Business model design & the democratization of strategy

 AHA Business Model System                                                          ©Alison Heiser Associates, LLC

AHA Business Model System                                                          ©Alison Heiser Associates, LLC

I just read an HBR article on designing winning business models that I thought was very insightful, and rang true to my own experiences working in a variety of business contexts. Yet there was a hint at the beginning—and a more serious effort at the end—to explain the differences between strategy and business models. I have participated in more conversations than I care to count debating the concepts of mission, vision, strategy, plans, tactics. In my observation these debates are more about academic posturing, and frankly not very helpful for leaders charged with growing a business.

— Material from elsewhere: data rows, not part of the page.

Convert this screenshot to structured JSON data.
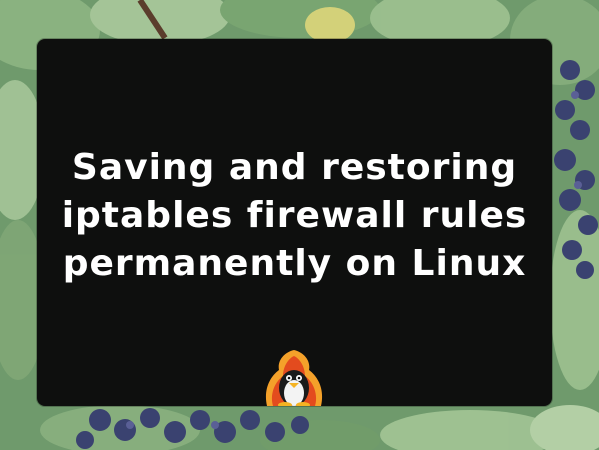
{
  "title_lines": [
    "Saving and restoring",
    "iptables firewall rules",
    "permanently on Linux"
  ],
  "colors": {
    "card_background": "#0e0f0e",
    "title_text": "#ffffff",
    "foliage": "#5f8f63",
    "grapes": "#3a4270"
  },
  "icons": {
    "mascot": "tux-penguin-flame-icon"
  }
}
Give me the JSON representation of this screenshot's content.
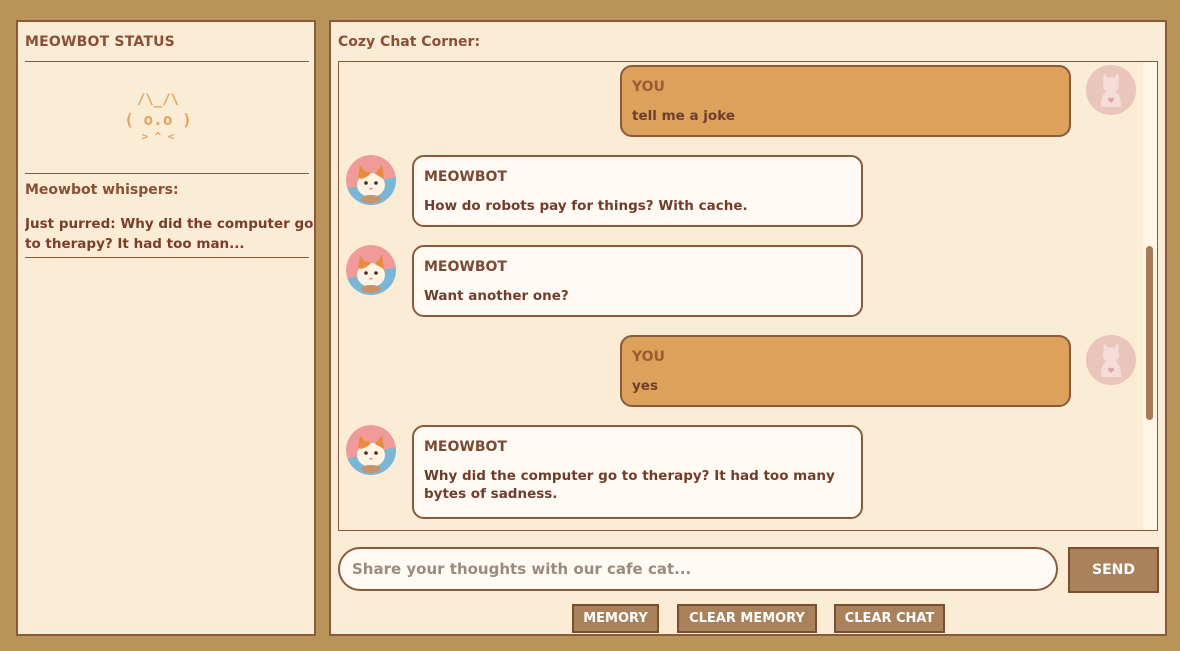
{
  "sidebar": {
    "status_title": "MEOWBOT STATUS",
    "cat_face": {
      "line1": "/\\_/\\",
      "line2": "( o.o )",
      "line3": "> ^ <"
    },
    "whispers_label": "Meowbot whispers:",
    "whisper_text": "Just purred: Why did the computer go to therapy? It had too man..."
  },
  "chat": {
    "title": "Cozy Chat Corner:",
    "messages": [
      {
        "role": "user",
        "sender": "YOU",
        "text": "tell me a joke"
      },
      {
        "role": "bot",
        "sender": "MEOWBOT",
        "text": "How do robots pay for things? With cache."
      },
      {
        "role": "bot",
        "sender": "MEOWBOT",
        "text": "Want another one?"
      },
      {
        "role": "user",
        "sender": "YOU",
        "text": "yes"
      },
      {
        "role": "bot",
        "sender": "MEOWBOT",
        "text": "Why did the computer go to therapy? It had too many bytes of sadness."
      }
    ],
    "scroll_position": 0.63
  },
  "input": {
    "placeholder": "Share your thoughts with our cafe cat...",
    "value": ""
  },
  "buttons": {
    "send": "SEND",
    "memory": "MEMORY",
    "clear_memory": "CLEAR MEMORY",
    "clear_chat": "CLEAR CHAT"
  },
  "icons": {
    "bot_avatar": "calico-cat-avatar-icon",
    "user_avatar": "cat-silhouette-avatar-icon"
  },
  "colors": {
    "frame": "#b8935a",
    "panel": "#fbecd6",
    "user_bubble": "#dca15b",
    "bot_bubble": "#fffaf3",
    "button": "#a9825c",
    "text": "#7a4a35"
  }
}
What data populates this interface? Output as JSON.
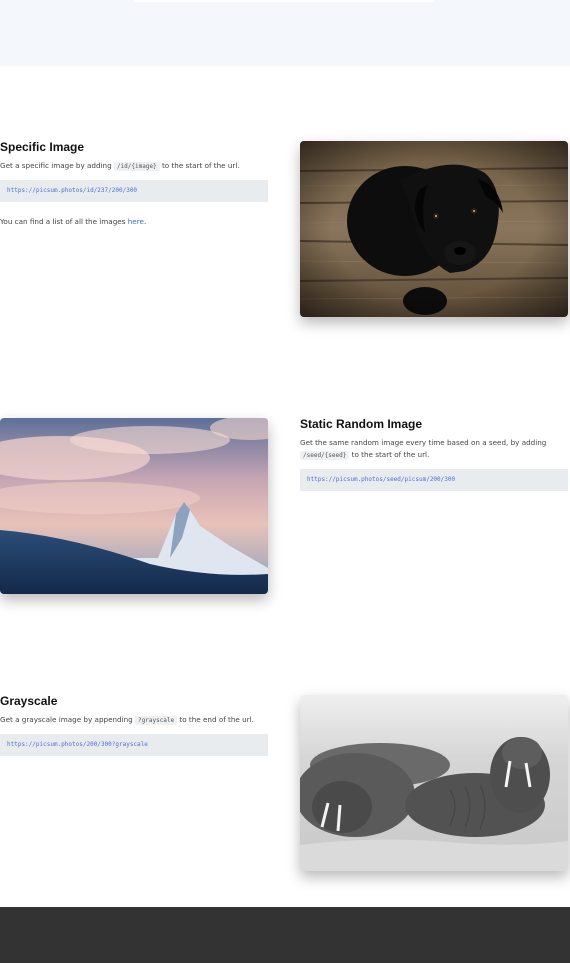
{
  "sections": {
    "specific": {
      "title": "Specific Image",
      "desc_before": "Get a specific image by adding ",
      "code_inline": "/id/{image}",
      "desc_after": " to the start of the url.",
      "code_example": "https://picsum.photos/id/237/200/300",
      "list_before": "You can find a list of all the images ",
      "list_link": "here",
      "list_after": "."
    },
    "static_random": {
      "title": "Static Random Image",
      "desc_before": "Get the same random image every time based on a seed, by adding ",
      "code_inline": "/seed/{seed}",
      "desc_after": " to the start of the url.",
      "code_example": "https://picsum.photos/seed/picsum/200/300"
    },
    "grayscale": {
      "title": "Grayscale",
      "desc_before": "Get a grayscale image by appending ",
      "code_inline": "?grayscale",
      "desc_after": " to the end of the url.",
      "code_example": "https://picsum.photos/200/300?grayscale"
    }
  },
  "colors": {
    "hero_background": "#f4f7fc",
    "code_background": "#e9ecef",
    "code_text": "#4a6fd8",
    "link": "#3b6fd6",
    "footer": "#333333"
  }
}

What has been incredibly helpful over the last ten years is the emergence of business model frameworks that provide a structure to articulate business choices in a handful of important areas. I absolutely love the choice-making language that Roger Martin has used to describe strategy. When you ask a team of people to describe choices, they are usually very good at it. And the simplicity of a visual model lends itself to conversations around the relationship of the choices that contribute to a robust or struggling business model system.

It’s the systems view of the business model that I find most relevant in considering alternative choices. Thinking about the system as interconnected decisions is a sophisticated method of strategy development. And somehow when I work with highly diverse teams—function, experience, mindset, culture—strategy becomes democratic: work that is strategic without calling it strategy.

A few years ago I had a conversation with Jim Keane, CEO at Steelcase, and we were talking about his expectations and preferred communication or formats for strategy development. He said very simply, “I can tell when the thinking is good.”

Today, I’m introducing a new framework to design business model systems. It’s a human-centered design, flowing from questions as opposed to definitions. It also explicitly includes topics, like opportunity space, that are often missing in other business models. To borrow a phrase from Jim Keane, it’s built to stimulate good thinking. Please use it to support your journey to find growth opportunities. It’s a free resource, licensed with Creative Commons to encourage sharing, and I hope that you do.  

Contact me for your copy.